- Collaborative work environments. Even if we could create a provably correct requirements document, there still remains the risk that the requirement contains an error, that an architect misunderstood a phrase in a English document as he changed it into some program. Collaborative environments solve this problem—not through code, but by having people sit together and talk through issues and examples before putting their hands on a keyboard. These types of environments reduce the risk of defect through conversation, examples, questions, answers and feedback.
- Service orchestration. Instead of thinking of a Web page that displays search results, we can think of two features: A Web service that performs a search and a bit of code that formats search results in HTML and displays them to a browser. Breaking the coupling of the work and testing components individually greatly reduces the complexity of each piece. In essence, two divided by two becomes less than one.
Yes, service orchestration might fail when the service is down because, say, a SysAdmin accidentally changes a firewall or router rule—but formal proofs don't offer a solution there, either. There is a chance, though, that the problem could be caught in a collaborative environment. These techniques support each other.
What's Next?
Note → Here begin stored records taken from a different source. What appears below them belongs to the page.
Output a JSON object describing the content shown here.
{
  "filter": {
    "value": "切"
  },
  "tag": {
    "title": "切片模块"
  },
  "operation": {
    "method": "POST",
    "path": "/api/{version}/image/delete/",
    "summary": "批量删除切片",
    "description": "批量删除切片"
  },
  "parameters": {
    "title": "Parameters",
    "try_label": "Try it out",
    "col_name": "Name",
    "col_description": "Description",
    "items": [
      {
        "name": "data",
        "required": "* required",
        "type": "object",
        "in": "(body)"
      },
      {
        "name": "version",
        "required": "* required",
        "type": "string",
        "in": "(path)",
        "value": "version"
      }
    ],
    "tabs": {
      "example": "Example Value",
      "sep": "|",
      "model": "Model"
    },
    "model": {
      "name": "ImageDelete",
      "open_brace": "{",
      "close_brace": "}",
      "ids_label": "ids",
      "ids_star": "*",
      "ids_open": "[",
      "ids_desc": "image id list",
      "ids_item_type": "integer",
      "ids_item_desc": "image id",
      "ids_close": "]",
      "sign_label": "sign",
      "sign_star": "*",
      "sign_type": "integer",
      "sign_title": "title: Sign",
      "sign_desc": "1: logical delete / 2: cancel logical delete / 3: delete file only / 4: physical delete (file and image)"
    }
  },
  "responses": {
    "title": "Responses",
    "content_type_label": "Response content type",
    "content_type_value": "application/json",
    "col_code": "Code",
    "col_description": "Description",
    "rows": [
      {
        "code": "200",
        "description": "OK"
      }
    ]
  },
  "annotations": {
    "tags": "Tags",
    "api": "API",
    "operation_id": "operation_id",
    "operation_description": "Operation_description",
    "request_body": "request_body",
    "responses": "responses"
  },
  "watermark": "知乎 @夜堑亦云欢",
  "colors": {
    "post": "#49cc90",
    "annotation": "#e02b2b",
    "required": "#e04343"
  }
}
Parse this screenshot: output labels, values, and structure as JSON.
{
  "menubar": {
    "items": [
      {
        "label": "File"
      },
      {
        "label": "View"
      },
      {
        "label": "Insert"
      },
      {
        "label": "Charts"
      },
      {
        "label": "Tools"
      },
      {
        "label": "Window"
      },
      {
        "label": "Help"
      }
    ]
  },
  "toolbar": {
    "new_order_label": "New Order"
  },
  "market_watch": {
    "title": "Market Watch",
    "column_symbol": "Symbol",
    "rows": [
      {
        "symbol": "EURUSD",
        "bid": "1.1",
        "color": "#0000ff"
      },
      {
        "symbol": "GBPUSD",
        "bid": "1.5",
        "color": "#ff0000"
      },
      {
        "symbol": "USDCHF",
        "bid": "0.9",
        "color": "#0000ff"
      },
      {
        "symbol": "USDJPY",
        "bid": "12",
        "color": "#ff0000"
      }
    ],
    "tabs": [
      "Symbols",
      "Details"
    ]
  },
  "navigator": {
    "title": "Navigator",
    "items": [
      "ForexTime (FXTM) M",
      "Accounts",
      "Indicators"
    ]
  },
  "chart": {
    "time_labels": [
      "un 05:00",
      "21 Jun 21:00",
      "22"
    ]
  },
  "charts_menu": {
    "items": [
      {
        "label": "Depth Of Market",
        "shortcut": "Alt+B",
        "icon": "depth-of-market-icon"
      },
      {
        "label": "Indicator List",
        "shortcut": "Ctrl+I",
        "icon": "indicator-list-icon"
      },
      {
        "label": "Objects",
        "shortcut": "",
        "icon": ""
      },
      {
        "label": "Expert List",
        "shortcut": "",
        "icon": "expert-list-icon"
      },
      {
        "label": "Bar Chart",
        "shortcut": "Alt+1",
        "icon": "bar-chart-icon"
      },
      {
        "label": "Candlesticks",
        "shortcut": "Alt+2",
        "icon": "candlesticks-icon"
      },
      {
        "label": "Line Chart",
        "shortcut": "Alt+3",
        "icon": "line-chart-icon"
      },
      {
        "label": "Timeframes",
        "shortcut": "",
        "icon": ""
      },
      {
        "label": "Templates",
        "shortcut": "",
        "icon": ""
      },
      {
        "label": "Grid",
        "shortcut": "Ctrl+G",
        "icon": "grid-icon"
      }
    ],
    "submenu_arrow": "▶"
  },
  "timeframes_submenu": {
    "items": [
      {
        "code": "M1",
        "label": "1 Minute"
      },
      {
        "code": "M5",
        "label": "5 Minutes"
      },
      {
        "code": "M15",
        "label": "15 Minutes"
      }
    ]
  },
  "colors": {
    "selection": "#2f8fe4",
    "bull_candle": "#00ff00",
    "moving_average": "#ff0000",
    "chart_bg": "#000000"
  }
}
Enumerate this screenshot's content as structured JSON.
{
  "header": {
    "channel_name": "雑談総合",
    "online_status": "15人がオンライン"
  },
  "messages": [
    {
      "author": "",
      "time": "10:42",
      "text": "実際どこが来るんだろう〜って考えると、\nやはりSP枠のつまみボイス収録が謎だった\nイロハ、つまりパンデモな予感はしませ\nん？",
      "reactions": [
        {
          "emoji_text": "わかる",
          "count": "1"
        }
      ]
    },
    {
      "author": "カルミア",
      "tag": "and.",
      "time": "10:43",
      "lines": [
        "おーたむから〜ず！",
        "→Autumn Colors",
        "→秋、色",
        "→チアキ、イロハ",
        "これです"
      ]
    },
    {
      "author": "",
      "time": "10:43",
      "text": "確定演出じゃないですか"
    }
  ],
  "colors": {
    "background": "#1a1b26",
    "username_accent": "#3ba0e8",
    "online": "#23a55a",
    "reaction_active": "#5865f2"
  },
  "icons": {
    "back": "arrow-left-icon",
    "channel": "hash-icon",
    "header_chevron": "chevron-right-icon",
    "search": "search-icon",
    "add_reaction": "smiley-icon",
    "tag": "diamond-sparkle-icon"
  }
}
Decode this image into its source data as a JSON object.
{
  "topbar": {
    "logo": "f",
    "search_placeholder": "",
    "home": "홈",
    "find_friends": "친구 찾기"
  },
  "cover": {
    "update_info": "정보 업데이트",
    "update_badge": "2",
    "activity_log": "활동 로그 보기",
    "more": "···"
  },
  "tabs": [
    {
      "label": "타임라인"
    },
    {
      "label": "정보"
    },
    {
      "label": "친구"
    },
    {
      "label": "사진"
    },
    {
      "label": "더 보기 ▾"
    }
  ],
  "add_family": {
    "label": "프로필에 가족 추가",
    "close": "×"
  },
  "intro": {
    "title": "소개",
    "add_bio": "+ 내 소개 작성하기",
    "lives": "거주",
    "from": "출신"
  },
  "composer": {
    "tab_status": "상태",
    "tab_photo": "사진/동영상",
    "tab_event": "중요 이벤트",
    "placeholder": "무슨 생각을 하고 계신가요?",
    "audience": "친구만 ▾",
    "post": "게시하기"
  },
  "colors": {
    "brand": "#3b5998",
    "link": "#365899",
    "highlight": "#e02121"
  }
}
Better Frameworks, More Collaboration
In his keynote address at the 2009 Google Test Automation Conference, Wirth said industry advances in proofs have been disappointing and the problem of testing is likely to be with us forever. Over the past decade, these problems have become more complex, as desktop software for one product line or operating system has given way to a half-dozen Web-browsers and dozens of mobile device manufacturers with hundreds of model numbers.
Testing problems are likely to be with us for years to come. Nicollete's suggestions of more powerful frameworks, more collaborative environments and the separation of work into services that can be tested independently may at least create an environment where code demonstrates that it can work under precise conditions.
While provably correct code may be a Pied Piper not worth following, today, organizations can make strides to radically improve software quality before it gets to exploratory testing. That is something to celebrate—and to keep moving forward.
Matthew Heusser is a consultant and writer based in West Michigan. You can follow Matt on Twitter @mheusser, contact him by email or visit the website of his company, Excelon Development. Follow everything from CIO.com on Twitter @CIOonline, on Facebook, and on Google +.